Snares are probably the simplest trap to make and require only thin wire or cord. The basic concept is that the animal is caught in a noose. The idea is that your intended prey will run head-first into the noose and it will slip closed around its neck. In a survival situation, you need every advantage available to you. Small game snares are light and cheap, so there's no excuse for not throwing five or ten in your pack before you head out. In the video below, we will show you the basics of preparing and setting up your small game snare in ten easy steps.

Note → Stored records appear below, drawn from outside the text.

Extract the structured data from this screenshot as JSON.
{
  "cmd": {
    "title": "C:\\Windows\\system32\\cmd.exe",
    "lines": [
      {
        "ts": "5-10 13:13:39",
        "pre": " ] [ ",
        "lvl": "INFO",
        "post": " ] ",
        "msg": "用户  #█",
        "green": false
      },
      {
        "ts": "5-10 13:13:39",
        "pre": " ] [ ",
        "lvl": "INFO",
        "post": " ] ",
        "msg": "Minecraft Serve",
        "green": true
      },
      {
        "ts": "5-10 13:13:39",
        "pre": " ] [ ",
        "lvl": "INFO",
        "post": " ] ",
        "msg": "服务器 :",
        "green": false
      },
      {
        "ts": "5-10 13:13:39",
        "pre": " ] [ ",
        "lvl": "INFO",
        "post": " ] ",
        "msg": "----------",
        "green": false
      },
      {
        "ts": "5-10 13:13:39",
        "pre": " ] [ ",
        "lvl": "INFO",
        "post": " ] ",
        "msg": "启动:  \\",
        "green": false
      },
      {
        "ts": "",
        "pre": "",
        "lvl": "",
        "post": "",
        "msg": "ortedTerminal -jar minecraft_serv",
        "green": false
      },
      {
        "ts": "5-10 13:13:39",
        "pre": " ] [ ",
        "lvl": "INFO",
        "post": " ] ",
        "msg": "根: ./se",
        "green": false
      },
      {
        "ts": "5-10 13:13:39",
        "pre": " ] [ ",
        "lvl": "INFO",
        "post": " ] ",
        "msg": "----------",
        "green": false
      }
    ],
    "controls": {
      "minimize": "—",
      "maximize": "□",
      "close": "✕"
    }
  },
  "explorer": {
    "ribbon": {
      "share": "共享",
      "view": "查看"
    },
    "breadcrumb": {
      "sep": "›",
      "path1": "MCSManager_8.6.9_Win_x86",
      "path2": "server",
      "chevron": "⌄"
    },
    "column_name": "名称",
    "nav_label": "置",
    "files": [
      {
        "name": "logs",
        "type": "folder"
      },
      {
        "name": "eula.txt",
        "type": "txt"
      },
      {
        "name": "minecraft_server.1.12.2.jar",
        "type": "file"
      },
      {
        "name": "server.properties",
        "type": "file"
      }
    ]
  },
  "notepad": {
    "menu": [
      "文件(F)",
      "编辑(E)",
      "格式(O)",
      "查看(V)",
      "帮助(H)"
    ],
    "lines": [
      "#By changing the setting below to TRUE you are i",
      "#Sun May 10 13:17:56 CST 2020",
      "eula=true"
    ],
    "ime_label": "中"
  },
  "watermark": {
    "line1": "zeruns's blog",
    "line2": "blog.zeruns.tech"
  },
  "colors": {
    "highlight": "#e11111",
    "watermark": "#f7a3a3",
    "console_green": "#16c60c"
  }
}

The first thing that you need to do is identify an animal trail, which is a path that animals will frequent and often can be found around a common watering hole. You can also identify animal paths by looking for signs of activity like droppings, tracks and signs of feeding. If you find a burrow entrance to place your snare in front of, it’s even better. Put on your gloves before you even touch your snare so that you can mask your scent. Using your knife, make a stake, then, make a loop in your snare to attach to the stake. Using your hatchet, pound the stake into the ground to anchor your snare. Make your snare loop and make it just a little bit smaller than your fist. Attach the guide wire (or twig) to support the snare and then secure the snare about 2 to 3” above the ground. The last thing that you need to do, for safety’s sake, is to mark your snare with a trail-marker.